My Experience as a URJ Intern
by Julie Wichler
Eight summers of my life were spent at URJ Eisner Camp in Great Barrington, MA. As both a camper and a counselor, I saw this place I love so much from both sides, and I still desire the feeling of “home” I get when I drive through the front gates on Brookside Road. Not only did I find my Jewish Identity through Eisner, but I also figured out what kind of person I wanted to be. I was surrounded by people who are still are some of my biggest role models. I lived each summer in a Kehila Kedosha, a sacred community, where my feelings were valued and my questions always answered.
Growing up, my positive Eisner experience and time at my Reform synagogue in Mahwah, N.J., formed my own sense of Judaism. Until this summer though, they were two completely unrelated yet independently vital aspects of my Jewish life.
Last winter, I applied to be a member of the 2013 Collegiate Leadership Internship (CLIP) cohort. CLIP is a program housed at the Bronfman Center at New York University, which encourages students to learn (and sometimes struggle) together about our Jewish selves as well as being leaders in the Jewish community. When I saw “Union for Reform Judaism” on my CLIP placement email, a wave of comfort to washed over me. What did I have to be nervous about? I grew up in a URJ synagogue. I attended a URJ summer camp. I was ready to learn more.
The URJ welcomed its four CLIP interns, including me, with a bagel breakfast attended by the entire New York staff. Everyone eagerly learned our stories and shared their wisdom, exuding an excitement that matched the ruach of the Eisner counselors and campers on the first day of camp.
Don’t be fooled: Working at the URJ office in New York is certainly different than my work at Eisner. Working 9-5 is a change, but there’s something else different about this organization than others. I figured this out on my first day when I saw “Summer Fun Committee Meeting” pop up on my Outlook calendar. Little did I know, the URJ engages its employees in these summer activities, as well as other employee engagement opportunities throughout the year. As a previous counselor (a.k.a. “Summer Fun Expert”), I was up for the task. I worked not only for my supervisor but with her on many projects, and I could always count on her to take a step back and ask me my perspective. She always filled me in on what was going on, and we explored every learning opportunity.
The URJ strives to bring together all of its departments. Everyone is entwined and genuinely interested in what other teams are working on, and the support does not go unnoticed. As interns, we had the opportunity to learn more about all different aspects of URJ. We had conversations about the young adult engagement going on in our communities, and ways to make Reform Judaism more accessible and enjoyable for people in their 20s and 30s. We learned about the role of the Religious Action Center and the important issues they work on. We visited three Reform synagogues and saw in practice how the URJ directly relates with these synagogues and their work.

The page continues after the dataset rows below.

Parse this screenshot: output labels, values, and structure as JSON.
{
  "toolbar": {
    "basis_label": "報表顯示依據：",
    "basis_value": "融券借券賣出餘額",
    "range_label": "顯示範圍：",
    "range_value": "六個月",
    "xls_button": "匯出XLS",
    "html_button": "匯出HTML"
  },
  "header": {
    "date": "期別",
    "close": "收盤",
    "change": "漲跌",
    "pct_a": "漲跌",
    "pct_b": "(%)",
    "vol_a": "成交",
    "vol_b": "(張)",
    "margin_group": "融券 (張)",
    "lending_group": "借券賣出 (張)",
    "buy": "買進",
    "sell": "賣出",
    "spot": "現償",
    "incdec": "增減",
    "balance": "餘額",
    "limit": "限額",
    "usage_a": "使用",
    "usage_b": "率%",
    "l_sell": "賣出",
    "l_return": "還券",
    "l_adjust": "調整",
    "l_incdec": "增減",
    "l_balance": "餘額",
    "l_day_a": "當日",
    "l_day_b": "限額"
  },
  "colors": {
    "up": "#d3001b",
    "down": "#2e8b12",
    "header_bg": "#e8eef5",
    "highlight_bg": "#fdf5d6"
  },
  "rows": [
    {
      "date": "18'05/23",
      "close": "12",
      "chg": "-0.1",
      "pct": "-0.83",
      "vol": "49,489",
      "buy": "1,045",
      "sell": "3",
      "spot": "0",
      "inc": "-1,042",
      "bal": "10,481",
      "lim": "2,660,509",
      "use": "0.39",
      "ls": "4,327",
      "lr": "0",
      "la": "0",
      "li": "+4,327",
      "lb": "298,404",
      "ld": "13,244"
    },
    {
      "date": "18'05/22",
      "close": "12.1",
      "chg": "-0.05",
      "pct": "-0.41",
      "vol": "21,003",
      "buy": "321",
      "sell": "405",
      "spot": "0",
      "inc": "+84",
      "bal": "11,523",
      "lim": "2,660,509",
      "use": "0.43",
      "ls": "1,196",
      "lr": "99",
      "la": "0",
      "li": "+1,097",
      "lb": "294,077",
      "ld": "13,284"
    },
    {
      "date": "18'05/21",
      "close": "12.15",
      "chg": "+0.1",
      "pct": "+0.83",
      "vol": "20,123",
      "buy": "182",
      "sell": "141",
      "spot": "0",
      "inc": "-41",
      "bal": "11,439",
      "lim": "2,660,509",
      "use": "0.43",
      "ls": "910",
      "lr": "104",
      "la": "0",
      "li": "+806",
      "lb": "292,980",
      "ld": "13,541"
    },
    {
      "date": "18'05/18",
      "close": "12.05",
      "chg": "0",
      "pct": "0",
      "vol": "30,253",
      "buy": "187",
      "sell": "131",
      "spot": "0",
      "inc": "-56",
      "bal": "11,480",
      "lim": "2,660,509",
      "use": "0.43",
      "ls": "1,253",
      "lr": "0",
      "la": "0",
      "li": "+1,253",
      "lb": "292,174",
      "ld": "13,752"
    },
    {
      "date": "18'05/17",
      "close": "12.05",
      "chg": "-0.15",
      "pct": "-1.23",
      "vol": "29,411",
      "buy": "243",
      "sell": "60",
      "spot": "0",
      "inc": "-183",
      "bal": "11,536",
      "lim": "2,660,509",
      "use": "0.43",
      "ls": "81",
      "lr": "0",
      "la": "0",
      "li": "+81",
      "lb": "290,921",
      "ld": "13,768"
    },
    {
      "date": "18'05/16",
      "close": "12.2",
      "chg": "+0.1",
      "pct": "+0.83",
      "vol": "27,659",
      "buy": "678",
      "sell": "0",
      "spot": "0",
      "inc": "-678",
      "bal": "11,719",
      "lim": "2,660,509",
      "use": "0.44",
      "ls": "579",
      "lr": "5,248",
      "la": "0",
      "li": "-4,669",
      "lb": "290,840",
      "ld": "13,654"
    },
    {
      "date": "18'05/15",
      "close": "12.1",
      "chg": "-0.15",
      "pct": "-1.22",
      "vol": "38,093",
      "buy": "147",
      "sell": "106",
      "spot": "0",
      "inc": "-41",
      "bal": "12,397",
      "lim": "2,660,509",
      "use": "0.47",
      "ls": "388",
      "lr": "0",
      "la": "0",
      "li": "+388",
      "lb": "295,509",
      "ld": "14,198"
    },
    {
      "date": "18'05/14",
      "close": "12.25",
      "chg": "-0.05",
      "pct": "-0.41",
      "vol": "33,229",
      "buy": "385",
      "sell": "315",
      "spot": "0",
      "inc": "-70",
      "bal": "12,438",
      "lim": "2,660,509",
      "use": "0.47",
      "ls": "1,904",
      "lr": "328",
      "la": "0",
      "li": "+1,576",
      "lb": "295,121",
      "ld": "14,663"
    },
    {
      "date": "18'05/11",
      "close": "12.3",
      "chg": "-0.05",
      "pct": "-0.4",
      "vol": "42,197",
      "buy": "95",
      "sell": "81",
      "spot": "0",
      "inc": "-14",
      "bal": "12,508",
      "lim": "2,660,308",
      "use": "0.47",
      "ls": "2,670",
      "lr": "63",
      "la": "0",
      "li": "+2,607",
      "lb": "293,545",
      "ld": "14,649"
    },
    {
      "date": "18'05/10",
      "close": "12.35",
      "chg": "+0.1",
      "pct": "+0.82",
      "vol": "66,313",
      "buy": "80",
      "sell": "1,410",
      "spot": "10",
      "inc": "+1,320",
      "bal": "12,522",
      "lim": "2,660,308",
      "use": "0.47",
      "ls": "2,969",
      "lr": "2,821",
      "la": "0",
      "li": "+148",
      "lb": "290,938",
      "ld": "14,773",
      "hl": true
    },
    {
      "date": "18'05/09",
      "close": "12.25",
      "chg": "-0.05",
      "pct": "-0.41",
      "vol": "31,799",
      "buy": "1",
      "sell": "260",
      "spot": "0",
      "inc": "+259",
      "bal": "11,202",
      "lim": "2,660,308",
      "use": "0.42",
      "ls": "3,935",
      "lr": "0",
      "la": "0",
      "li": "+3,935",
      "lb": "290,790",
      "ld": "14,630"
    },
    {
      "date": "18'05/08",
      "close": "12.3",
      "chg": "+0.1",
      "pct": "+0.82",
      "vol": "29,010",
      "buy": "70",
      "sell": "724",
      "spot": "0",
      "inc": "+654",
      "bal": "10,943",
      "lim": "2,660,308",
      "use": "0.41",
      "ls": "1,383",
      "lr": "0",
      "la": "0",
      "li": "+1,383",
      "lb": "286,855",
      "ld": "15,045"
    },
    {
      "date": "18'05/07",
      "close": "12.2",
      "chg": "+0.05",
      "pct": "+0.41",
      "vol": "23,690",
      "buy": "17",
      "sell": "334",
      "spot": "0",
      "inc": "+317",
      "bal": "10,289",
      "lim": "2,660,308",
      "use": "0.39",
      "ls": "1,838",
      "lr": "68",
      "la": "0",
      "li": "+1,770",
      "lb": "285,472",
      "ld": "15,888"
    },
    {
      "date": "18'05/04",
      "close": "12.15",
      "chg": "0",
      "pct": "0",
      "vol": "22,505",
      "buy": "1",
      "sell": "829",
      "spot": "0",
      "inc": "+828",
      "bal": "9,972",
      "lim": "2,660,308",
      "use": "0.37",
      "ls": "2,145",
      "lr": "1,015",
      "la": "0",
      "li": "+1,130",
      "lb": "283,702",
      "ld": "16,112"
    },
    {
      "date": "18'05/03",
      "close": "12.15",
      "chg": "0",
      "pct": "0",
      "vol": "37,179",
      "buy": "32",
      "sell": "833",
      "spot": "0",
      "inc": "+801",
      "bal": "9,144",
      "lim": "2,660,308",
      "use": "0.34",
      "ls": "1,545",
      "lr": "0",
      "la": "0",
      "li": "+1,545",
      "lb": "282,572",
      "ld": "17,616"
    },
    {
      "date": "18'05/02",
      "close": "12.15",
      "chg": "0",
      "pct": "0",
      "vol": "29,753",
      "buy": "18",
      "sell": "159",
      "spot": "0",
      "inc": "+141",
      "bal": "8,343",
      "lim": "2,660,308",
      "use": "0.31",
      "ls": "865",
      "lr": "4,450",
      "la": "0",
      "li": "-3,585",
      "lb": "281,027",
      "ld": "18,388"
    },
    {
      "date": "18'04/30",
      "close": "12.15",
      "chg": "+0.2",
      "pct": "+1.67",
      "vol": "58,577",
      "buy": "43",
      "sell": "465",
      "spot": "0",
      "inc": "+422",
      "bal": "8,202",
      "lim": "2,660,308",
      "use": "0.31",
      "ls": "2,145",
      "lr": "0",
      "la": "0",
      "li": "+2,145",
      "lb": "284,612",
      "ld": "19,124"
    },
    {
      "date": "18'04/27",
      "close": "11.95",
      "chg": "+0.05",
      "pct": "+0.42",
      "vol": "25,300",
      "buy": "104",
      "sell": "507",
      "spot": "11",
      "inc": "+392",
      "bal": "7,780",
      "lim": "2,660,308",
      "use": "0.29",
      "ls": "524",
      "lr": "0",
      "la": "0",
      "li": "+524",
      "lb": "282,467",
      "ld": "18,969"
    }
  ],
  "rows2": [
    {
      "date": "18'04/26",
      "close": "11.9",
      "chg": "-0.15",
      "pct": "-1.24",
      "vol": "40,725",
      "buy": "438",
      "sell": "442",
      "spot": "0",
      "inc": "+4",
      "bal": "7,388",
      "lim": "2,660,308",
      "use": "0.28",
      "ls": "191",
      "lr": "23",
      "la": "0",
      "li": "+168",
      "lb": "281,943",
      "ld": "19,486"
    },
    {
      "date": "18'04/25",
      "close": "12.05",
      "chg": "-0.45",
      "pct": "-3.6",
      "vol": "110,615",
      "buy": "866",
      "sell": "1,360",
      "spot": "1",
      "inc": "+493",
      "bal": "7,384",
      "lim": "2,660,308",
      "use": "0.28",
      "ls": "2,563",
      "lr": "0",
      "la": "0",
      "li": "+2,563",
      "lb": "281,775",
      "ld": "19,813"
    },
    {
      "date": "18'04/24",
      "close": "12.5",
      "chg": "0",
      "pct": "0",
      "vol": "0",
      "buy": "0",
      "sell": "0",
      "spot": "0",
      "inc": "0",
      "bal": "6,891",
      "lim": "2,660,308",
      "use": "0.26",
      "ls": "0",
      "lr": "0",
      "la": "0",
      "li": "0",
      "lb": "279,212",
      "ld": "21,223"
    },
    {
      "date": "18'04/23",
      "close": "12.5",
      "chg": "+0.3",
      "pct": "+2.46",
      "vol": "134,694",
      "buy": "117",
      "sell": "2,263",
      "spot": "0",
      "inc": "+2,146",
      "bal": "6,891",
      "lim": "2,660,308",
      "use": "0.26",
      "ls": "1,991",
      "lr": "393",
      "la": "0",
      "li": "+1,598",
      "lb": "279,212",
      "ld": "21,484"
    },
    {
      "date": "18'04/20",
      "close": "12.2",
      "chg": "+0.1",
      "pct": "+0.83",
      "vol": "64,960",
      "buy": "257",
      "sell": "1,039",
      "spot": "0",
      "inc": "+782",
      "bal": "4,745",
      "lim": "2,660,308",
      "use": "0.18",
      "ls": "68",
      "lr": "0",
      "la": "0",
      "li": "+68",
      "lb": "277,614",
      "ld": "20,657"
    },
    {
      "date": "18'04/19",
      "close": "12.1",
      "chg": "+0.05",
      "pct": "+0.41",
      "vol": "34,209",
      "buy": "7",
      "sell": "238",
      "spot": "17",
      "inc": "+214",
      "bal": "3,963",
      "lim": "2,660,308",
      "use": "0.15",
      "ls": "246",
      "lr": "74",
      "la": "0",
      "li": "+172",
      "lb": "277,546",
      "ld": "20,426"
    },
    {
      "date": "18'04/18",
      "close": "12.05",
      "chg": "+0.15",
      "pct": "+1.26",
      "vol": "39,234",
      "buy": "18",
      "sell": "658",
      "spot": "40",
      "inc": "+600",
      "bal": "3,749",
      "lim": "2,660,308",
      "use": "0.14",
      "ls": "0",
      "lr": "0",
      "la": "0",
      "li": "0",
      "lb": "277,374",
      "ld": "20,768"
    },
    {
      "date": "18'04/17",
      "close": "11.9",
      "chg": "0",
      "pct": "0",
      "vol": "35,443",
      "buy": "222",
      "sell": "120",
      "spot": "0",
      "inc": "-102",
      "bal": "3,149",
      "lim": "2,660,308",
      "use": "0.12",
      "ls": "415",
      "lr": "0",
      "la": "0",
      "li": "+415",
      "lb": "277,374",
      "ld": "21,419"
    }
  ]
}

Toward the end of my internship, the three other URJ CLIP interns and I had breakfast with URJ President Rabbi Rick Jacobs to discuss how the program had gone. He didn’t want to hear about how great everything was and how much we loved it, but rather about what we felt the URJ could be doing better. He asked for our opinions not only on the collaboration with the CLIP program, but on the URJ as an organization. Here was the president of the organization, asking us, four college students, about what the organization needs to work on! As some of Reform Movement’s most engaged young adults, we gave suggestions as to how to get our peers excited about the things that the URJ is doing. Not only does the URJ try to bring its own departments together, but to connect people in ways that will be meaningful to them.
Throughout this summer, I learned more about Judaism than I ever had before. Through my time at CLIP and the URJ, I saw the issues facing the Jewish people and what we can try to do to help. Every place we visited and person we talked to stressed the importance of my generation and the influence we can have. Like camp, the URJ became another Kehilah Kedosha for me this summer: a holy community within itself, but also a larger community which encompasses Eisner, my synagogue from home, and so many other aspects of Reform Judaism important to my life. As an intern, I was a member of this community, supporting and being supported, and I could not have imagined a better summer.
Julie Wichler is a senior at New York University studying applied psychology in the Steinhardt School. She interned in Human Resources at the URJ this summer through the Collegiate Leadership Internship Program (CLIP).